Bring On The Shady People

As we mentioned before, the shade can be a valuable asset for your tent when out and about. But let’s talk about keeping the humans and pets cooler than they already are. Investing in an awning is worth every penny!

Whether it’s a Rhino-Rack Batwing Compact Awning that covers 270° around your truck or an ARB 2500mm x 2500mm side awning with attachable screen room, having a space that allows you to escape the sun will pay off in the long run.

Most awnings have a similar design in that they require a mounting point like a roof rack, but we have seen some interesting setups in the past that simply get the job done.

Whichever direction you go, DIY or full on batwing operations, you’ll thank us later for the suggestion.

Bring A Little Taste Of Home

As the overlanding community grows by the day, more and more companies are coming out with some pretty cool gadgets. One of those gadgets being portable showers.

Imagine for a moment if you will, it’s been an epic day with miles and miles of dust kickin trails, tough rock sections with spotters in and out of the truck, maybe some hiking with the family while taking a break from all the boogie mode shenanigans.

You return to camp ready to have some good food and relax, but before the campfire stories and beer starts flowing you reach in your truck and pull out a WaterPORT 3.8 Gallon Self-Pressurized Water Tank or a Solar Shower or even your fancy Hike Crew Portable Shower and rinse off all the dust and sweat so you can truly relax.

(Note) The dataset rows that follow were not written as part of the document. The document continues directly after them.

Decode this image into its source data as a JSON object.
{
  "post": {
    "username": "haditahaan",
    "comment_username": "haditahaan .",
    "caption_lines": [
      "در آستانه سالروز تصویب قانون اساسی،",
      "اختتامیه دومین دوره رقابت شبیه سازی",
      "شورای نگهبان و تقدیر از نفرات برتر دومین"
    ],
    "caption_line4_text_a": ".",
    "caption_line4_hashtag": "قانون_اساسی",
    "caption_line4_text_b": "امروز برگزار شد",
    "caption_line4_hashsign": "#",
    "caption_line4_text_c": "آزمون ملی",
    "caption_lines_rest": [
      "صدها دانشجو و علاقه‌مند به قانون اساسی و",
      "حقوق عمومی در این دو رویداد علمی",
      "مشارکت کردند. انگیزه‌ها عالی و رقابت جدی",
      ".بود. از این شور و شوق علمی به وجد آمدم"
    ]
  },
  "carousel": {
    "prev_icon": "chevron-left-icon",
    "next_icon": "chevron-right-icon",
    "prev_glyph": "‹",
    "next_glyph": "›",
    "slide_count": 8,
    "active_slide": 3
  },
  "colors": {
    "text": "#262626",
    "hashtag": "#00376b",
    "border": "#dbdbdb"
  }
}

Sounds pretty good to us and most options are pretty affordable considering the outcome they provide. Now it’s not necessarily required to get a shower with a pump included because gravity works pretty well and self-pumped options are available. And after all it could malfunction and you would be left shower-less. Believe us, when you get used to having a shaower after a long day on the trail, it’s quite annoying when you can’t have one due to malfunctions.

I’m Just A Little Cooler That’s All